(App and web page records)
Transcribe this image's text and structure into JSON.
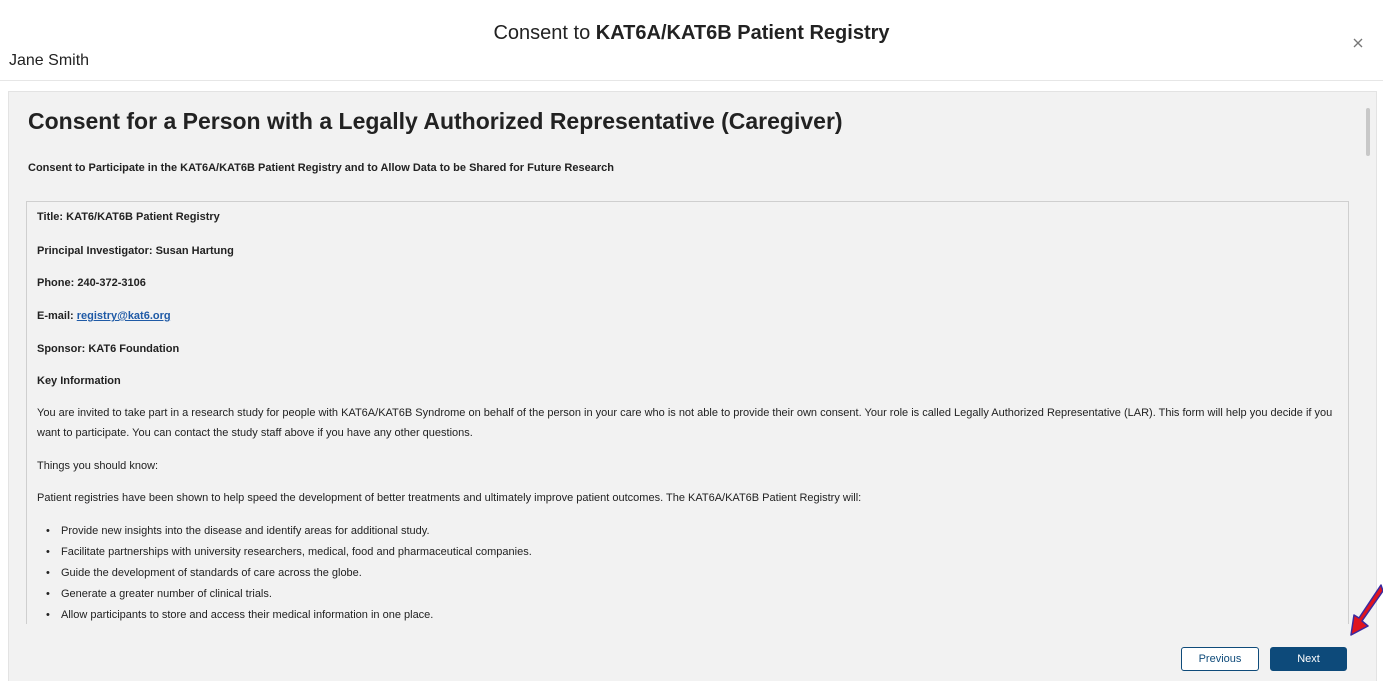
{
  "modal": {
    "title_prefix": "Consent to ",
    "title_bold": "KAT6A/KAT6B Patient Registry",
    "user_name": "Jane Smith",
    "close_label": "×"
  },
  "content": {
    "heading": "Consent for a Person with a Legally Authorized Representative (Caregiver)",
    "subheading": "Consent to Participate in the KAT6A/KAT6B Patient Registry and to Allow Data to be Shared for Future Research",
    "title_line": "Title: KAT6/KAT6B Patient Registry",
    "pi_line": "Principal Investigator: Susan Hartung",
    "phone_line": "Phone: 240-372-3106",
    "email_label": "E-mail: ",
    "email_link": "registry@kat6.org",
    "sponsor_line": "Sponsor: KAT6 Foundation",
    "key_info_heading": "Key Information",
    "intro_paragraph": "You are invited to take part in a research study for people with KAT6A/KAT6B Syndrome on behalf of the person in your care who is not able to provide their own consent. Your role is called Legally Authorized Representative (LAR). This form will help you decide if you want to participate. You can contact the study staff above if you have any other questions.",
    "things_heading": "Things you should know:",
    "registry_paragraph": "Patient registries have been shown to help speed the development of better treatments and ultimately improve patient outcomes. The KAT6A/KAT6B Patient Registry will:",
    "bullets": [
      "Provide new insights into the disease and identify areas for additional study.",
      "Facilitate partnerships with university researchers, medical, food and pharmaceutical companies.",
      "Guide the development of standards of care across the globe.",
      "Generate a greater number of clinical trials.",
      "Allow participants to store and access their medical information in one place."
    ]
  },
  "footer": {
    "previous_label": "Previous",
    "next_label": "Next"
  },
  "colors": {
    "primary": "#0d4a7a",
    "link": "#1f5aa6",
    "annotation_arrow": "#e0141e"
  }
}
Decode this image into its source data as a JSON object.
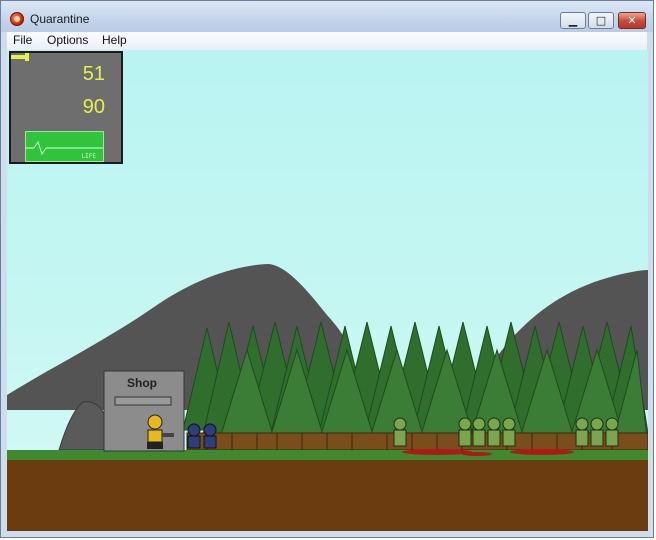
{
  "window": {
    "title": "Quarantine"
  },
  "menu": [
    {
      "label": "File"
    },
    {
      "label": "Options"
    },
    {
      "label": "Help"
    }
  ],
  "hud": {
    "ammo": "51",
    "health": "90",
    "monitor_label": "LIFE"
  },
  "scene": {
    "shop_label": "Shop"
  },
  "colors": {
    "sky": "#bff5f2",
    "grass": "#3f8a2e",
    "dirt": "#6a3c10",
    "hills": "#545454",
    "trees": "#2f6e2c",
    "hud_text": "#e6f04a",
    "life_monitor": "#2fc43a"
  }
}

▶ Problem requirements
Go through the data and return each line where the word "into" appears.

▶ Problem solution
Transcribe this image's text and structure into JSON.
      "Provide new insights into the disease and identify areas for additional study.",
Decode this image into its source data as a JSON object.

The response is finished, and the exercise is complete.